• **Activity**
Your answer should consist of the lines in the data below that contain "start".

• **Records provided**

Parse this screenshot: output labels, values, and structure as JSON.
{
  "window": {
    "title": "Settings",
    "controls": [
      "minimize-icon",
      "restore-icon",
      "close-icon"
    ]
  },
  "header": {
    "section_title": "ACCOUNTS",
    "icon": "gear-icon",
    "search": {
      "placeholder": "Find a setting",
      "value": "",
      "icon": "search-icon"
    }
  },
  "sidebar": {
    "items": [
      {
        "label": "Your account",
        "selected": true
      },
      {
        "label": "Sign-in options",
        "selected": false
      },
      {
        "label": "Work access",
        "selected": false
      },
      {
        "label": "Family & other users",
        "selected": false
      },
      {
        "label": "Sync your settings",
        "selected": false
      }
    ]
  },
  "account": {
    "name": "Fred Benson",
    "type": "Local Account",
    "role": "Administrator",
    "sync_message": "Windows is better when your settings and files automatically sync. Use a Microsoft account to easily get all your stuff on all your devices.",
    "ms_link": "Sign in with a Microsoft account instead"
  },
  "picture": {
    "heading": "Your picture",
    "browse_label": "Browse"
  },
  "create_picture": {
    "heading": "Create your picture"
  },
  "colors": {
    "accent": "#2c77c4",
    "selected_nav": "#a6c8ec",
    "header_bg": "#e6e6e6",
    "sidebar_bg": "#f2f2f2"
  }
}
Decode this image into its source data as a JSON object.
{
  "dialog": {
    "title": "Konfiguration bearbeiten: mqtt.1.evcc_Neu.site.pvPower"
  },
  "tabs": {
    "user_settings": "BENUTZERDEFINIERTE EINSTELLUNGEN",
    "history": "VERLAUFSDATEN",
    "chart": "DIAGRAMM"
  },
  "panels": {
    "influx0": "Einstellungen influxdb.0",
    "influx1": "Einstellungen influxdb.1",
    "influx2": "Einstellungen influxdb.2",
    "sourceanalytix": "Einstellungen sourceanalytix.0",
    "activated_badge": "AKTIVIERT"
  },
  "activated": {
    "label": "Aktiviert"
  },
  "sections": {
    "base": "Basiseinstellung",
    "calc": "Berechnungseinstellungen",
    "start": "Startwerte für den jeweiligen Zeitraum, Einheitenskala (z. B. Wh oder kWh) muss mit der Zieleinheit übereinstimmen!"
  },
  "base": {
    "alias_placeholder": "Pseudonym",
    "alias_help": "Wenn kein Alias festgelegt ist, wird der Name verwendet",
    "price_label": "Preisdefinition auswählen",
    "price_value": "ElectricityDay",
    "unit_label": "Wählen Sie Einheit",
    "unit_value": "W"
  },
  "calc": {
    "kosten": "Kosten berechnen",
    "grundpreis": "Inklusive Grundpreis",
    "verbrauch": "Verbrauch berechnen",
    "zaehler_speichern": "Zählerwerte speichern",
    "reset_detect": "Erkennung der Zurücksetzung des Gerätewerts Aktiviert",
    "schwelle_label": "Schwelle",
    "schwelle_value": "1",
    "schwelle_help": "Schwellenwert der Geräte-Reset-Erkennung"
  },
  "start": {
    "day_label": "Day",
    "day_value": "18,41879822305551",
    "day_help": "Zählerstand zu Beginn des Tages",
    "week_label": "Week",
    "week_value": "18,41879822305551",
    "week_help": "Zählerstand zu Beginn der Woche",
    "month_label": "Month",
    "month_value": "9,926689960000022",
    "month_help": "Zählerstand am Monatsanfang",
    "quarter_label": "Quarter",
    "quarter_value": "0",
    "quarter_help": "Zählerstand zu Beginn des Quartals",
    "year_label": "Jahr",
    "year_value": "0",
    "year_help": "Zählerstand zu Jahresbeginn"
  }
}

• **Answer below**
    "start": "Startwerte für den jeweiligen Zeitraum, Einheitenskala (z. B. Wh oder kWh) muss mit der Zieleinheit übereinstimmen!"
  "start": {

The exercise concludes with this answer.